How many separate lines in this material contain the string "image"? Respond with the number alone.
====
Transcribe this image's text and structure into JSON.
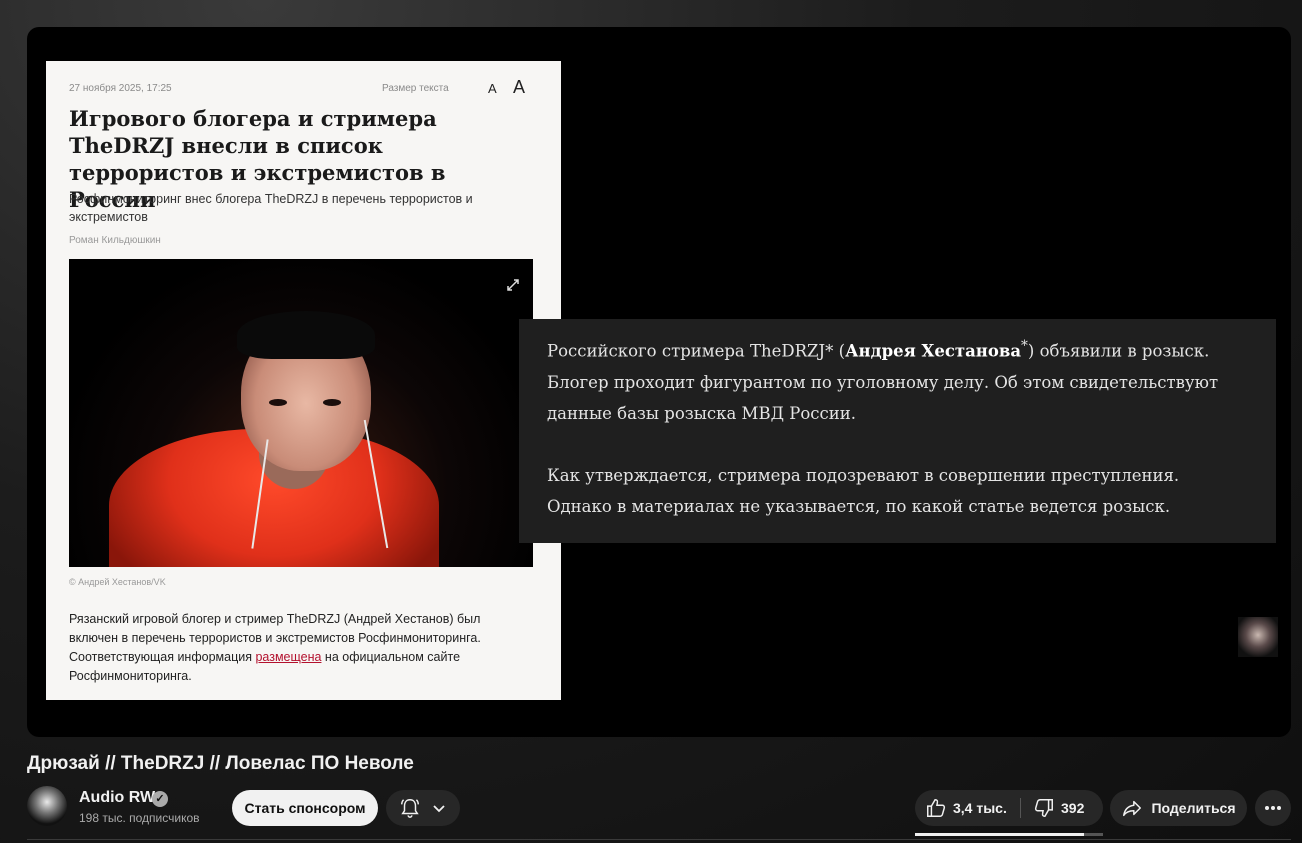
{
  "article": {
    "date": "27 ноября 2025, 17:25",
    "text_size_label": "Размер текста",
    "size_small": "A",
    "size_large": "A",
    "title": "Игрового блогера и стримера TheDRZJ внесли в список террористов и экстремистов в России",
    "subtitle": "Росфинмониторинг внес блогера TheDRZJ в перечень террористов и экстремистов",
    "author": "Роман Кильдюшкин",
    "photo_credit": "© Андрей Хестанов/VK",
    "body_before_link": "Рязанский игровой блогер и стример TheDRZJ (Андрей Хестанов) был включен в перечень террористов и экстремистов Росфинмониторинга. Соответствующая информация ",
    "body_link": "размещена",
    "body_after_link": " на официальном сайте Росфинмониторинга."
  },
  "quote": {
    "p1_start": "Российского стримера TheDRZJ* (",
    "p1_bold": "Андрея Хестанова",
    "p1_star": "*",
    "p1_end": ") объявили в розыск. Блогер проходит фигурантом по уголовному делу. Об этом свидетельствуют данные базы розыска МВД России.",
    "p2": "Как утверждается, стримера подозревают в совершении преступления. Однако в материалах не указывается, по какой статье ведется розыск."
  },
  "video": {
    "title": "Дрюзай // TheDRZJ // Ловелас ПО Неволе"
  },
  "channel": {
    "name": "Audio RW",
    "subscribers": "198 тыс. подписчиков",
    "sponsor_label": "Стать спонсором"
  },
  "actions": {
    "likes": "3,4 тыс.",
    "dislikes": "392",
    "share_label": "Поделиться",
    "like_ratio": 0.9
  },
  "icons": {
    "verified": "verified-check-icon",
    "bell": "bell-icon",
    "chevron": "chevron-down-icon",
    "like": "thumbs-up-icon",
    "dislike": "thumbs-down-icon",
    "share": "share-arrow-icon",
    "more": "more-horizontal-icon",
    "expand": "expand-icon"
  }
}
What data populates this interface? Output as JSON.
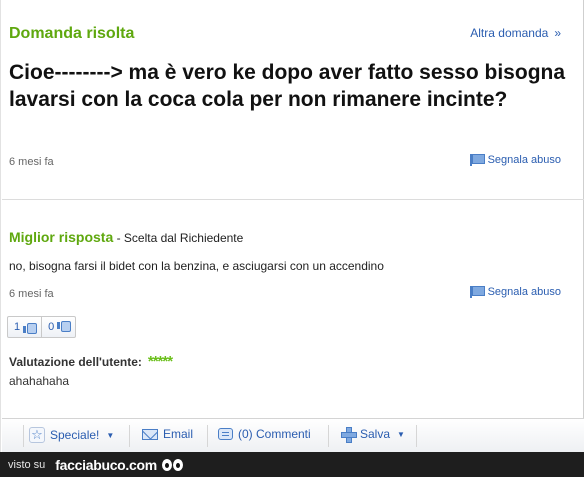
{
  "question": {
    "status_label": "Domanda risolta",
    "other_question_label": "Altra domanda",
    "other_question_chevron": "»",
    "title": "Cioe--------> ma è vero ke dopo aver fatto sesso bisogna lavarsi con la coca cola per non rimanere incinte?",
    "time_ago": "6 mesi fa",
    "report_label": "Segnala abuso"
  },
  "answer": {
    "label": "Miglior risposta",
    "chosen_by": " - Scelta dal Richiedente",
    "text": "no, bisogna farsi il bidet con la benzina, e asciugarsi con un accendino",
    "time_ago": "6 mesi fa",
    "report_label": "Segnala abuso",
    "thumbs_up_count": "1",
    "thumbs_down_count": "0",
    "rating_label": "Valutazione dell'utente:",
    "rating_stars": "*****",
    "rating_value": 5,
    "rating_max": 5,
    "user_comment": "ahahahaha"
  },
  "toolbar": {
    "special_label": "Speciale!",
    "email_label": "Email",
    "comments_label": "(0) Commenti",
    "save_label": "Salva",
    "caret": "▼"
  },
  "watermark": {
    "prefix": "visto su",
    "brand": "facciabuco.com"
  },
  "colors": {
    "accent_green": "#5fa80f",
    "link_blue": "#2a5db0",
    "star_green": "#6abf1a"
  }
}
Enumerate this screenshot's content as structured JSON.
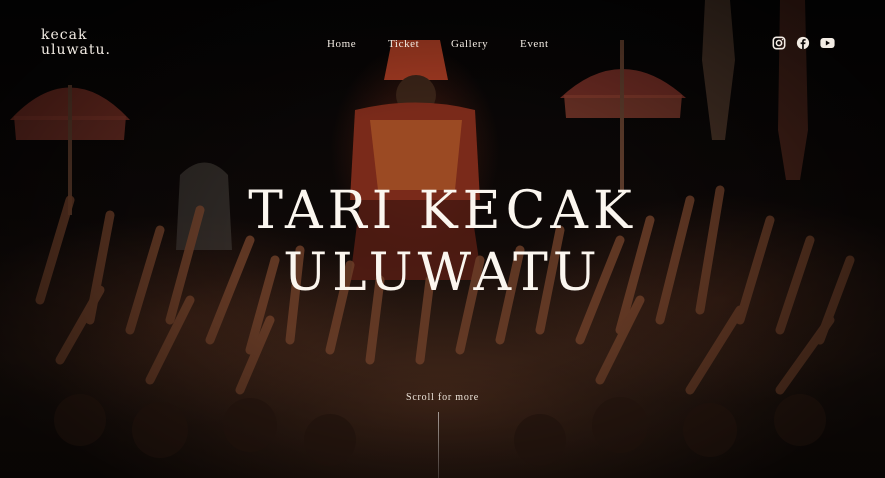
{
  "logo": {
    "line1": "kecak",
    "line2": "uluwatu."
  },
  "nav": {
    "items": [
      {
        "label": "Home"
      },
      {
        "label": "Ticket"
      },
      {
        "label": "Gallery"
      },
      {
        "label": "Event"
      }
    ]
  },
  "social": {
    "icons": [
      "instagram-icon",
      "facebook-icon",
      "youtube-icon"
    ]
  },
  "hero": {
    "title_line1": "TARI KECAK",
    "title_line2": "ULUWATU"
  },
  "scroll": {
    "label": "Scroll for more"
  },
  "colors": {
    "text": "#f3ece4",
    "background": "#0a0706",
    "accent": "#b8432a"
  }
}
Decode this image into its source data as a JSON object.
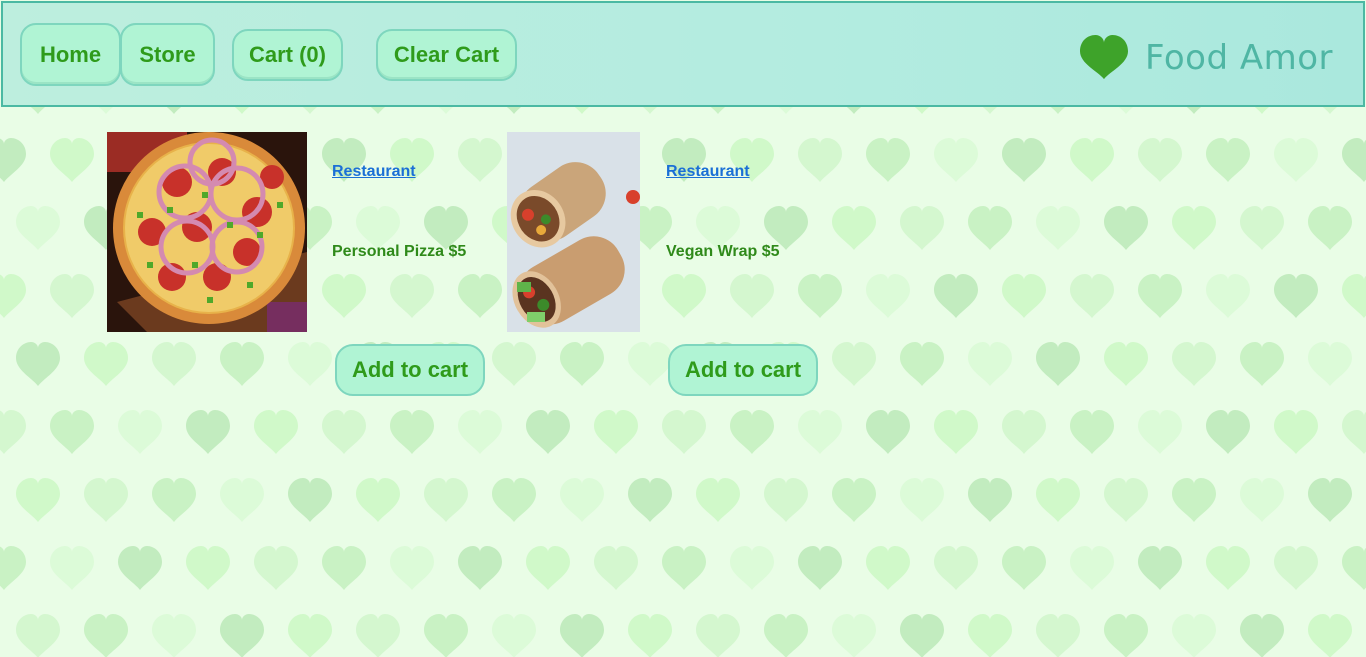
{
  "nav": {
    "home_label": "Home",
    "store_label": "Store",
    "cart_label": "Cart (0)",
    "clear_cart_label": "Clear Cart"
  },
  "logo": {
    "text": "Food Amor",
    "icon": "heart-icon"
  },
  "products": [
    {
      "image": "pizza-image",
      "restaurant_link": "Restaurant",
      "name_price": "Personal Pizza $5",
      "add_label": "Add to cart"
    },
    {
      "image": "wrap-image",
      "restaurant_link": "Restaurant",
      "name_price": "Vegan Wrap $5",
      "add_label": "Add to cart"
    }
  ],
  "colors": {
    "background": "#e9fde6",
    "header_border": "#4bb9a3",
    "button_bg": "#b0f4d4",
    "button_text": "#2f9b1b",
    "link": "#1a6fd6",
    "logo_heart": "#3ea32a",
    "logo_text": "#4fb6a4"
  }
}
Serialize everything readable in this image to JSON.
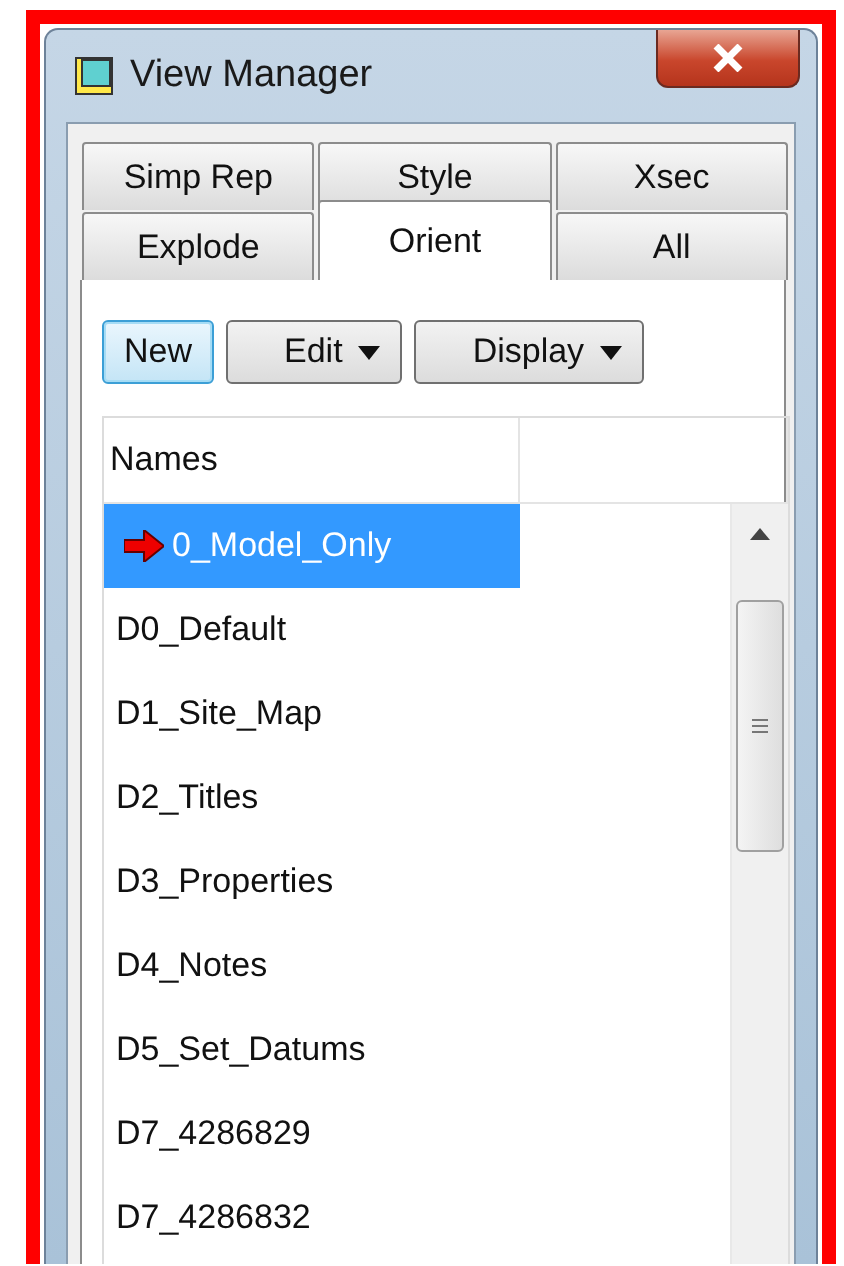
{
  "window": {
    "title": "View Manager"
  },
  "tab_rows": [
    [
      {
        "label": "Simp Rep",
        "selected": false
      },
      {
        "label": "Style",
        "selected": false
      },
      {
        "label": "Xsec",
        "selected": false
      }
    ],
    [
      {
        "label": "Explode",
        "selected": false
      },
      {
        "label": "Orient",
        "selected": true
      },
      {
        "label": "All",
        "selected": false
      }
    ]
  ],
  "buttons": [
    {
      "label": "New",
      "kind": "plain",
      "focused": true
    },
    {
      "label": "Edit",
      "kind": "menu",
      "focused": false
    },
    {
      "label": "Display",
      "kind": "menu",
      "focused": false
    }
  ],
  "list": {
    "columns": [
      "Names"
    ],
    "rows": [
      {
        "name": "0_Model_Only",
        "selected": true,
        "active": true
      },
      {
        "name": "D0_Default",
        "selected": false,
        "active": false
      },
      {
        "name": "D1_Site_Map",
        "selected": false,
        "active": false
      },
      {
        "name": "D2_Titles",
        "selected": false,
        "active": false
      },
      {
        "name": "D3_Properties",
        "selected": false,
        "active": false
      },
      {
        "name": "D4_Notes",
        "selected": false,
        "active": false
      },
      {
        "name": "D5_Set_Datums",
        "selected": false,
        "active": false
      },
      {
        "name": "D7_4286829",
        "selected": false,
        "active": false
      },
      {
        "name": "D7_4286832",
        "selected": false,
        "active": false
      }
    ]
  }
}
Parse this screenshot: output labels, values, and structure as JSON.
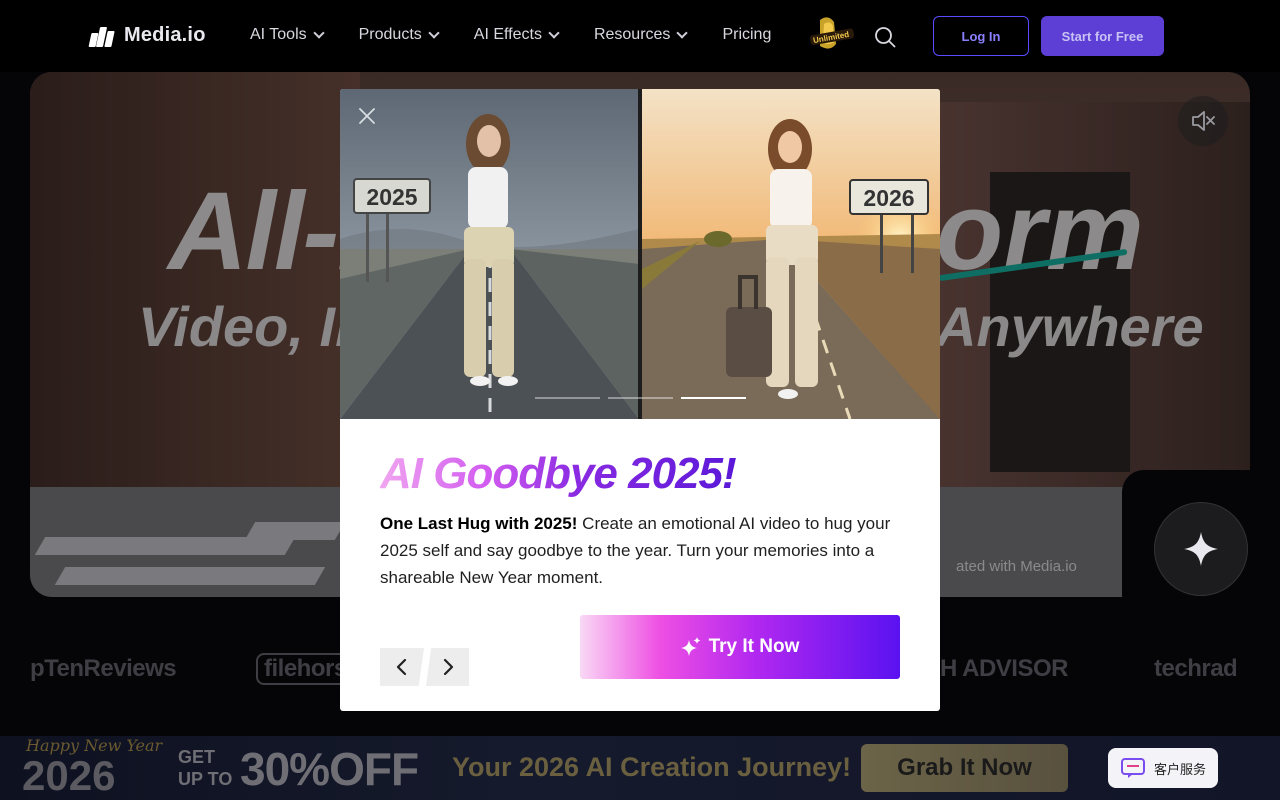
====
● Result for this exercise
5